▸ Work to complete
The answer should consist of each line from the data below that includes "value".

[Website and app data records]
┌──

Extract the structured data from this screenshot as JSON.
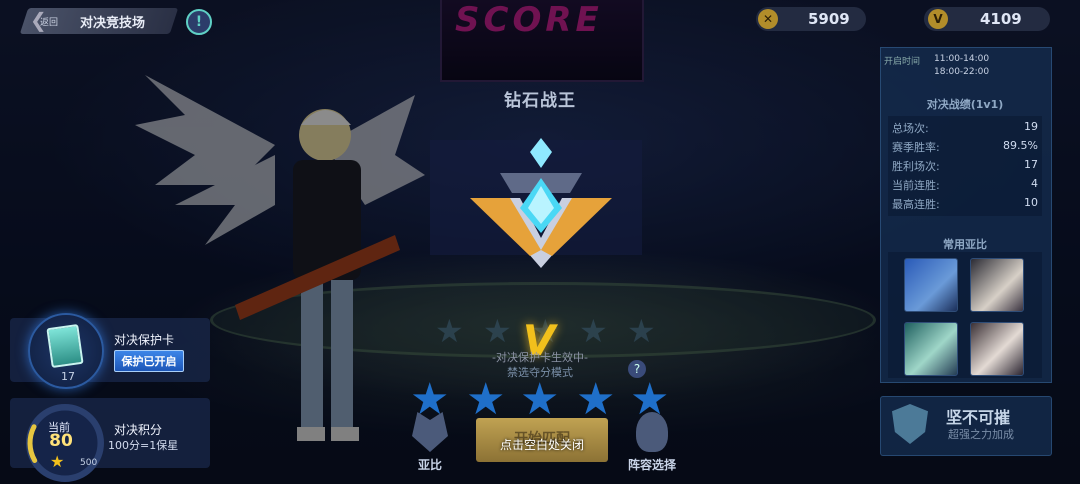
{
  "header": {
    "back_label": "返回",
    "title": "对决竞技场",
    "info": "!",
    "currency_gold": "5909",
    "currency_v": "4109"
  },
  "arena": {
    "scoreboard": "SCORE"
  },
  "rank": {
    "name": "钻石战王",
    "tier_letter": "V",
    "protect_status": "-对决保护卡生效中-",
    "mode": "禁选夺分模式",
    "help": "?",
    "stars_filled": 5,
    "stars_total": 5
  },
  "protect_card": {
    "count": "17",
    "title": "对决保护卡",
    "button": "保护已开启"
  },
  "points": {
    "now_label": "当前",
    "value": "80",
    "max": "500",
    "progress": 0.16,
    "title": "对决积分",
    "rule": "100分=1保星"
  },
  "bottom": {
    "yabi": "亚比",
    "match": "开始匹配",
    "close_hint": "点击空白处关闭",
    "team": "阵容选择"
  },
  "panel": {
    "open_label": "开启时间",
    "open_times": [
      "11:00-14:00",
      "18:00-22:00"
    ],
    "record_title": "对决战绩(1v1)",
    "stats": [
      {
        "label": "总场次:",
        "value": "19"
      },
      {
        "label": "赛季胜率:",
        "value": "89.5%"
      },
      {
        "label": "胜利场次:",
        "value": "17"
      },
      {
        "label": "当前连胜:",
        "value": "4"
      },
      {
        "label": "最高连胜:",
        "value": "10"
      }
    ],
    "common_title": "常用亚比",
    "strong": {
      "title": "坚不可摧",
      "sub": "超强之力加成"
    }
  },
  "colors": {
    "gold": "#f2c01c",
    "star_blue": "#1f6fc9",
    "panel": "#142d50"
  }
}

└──

▸ Reply
    "value": "80",
        "value": "19"
        "value": "89.5%"
        "value": "17"
        "value": "4"
        "value": "10"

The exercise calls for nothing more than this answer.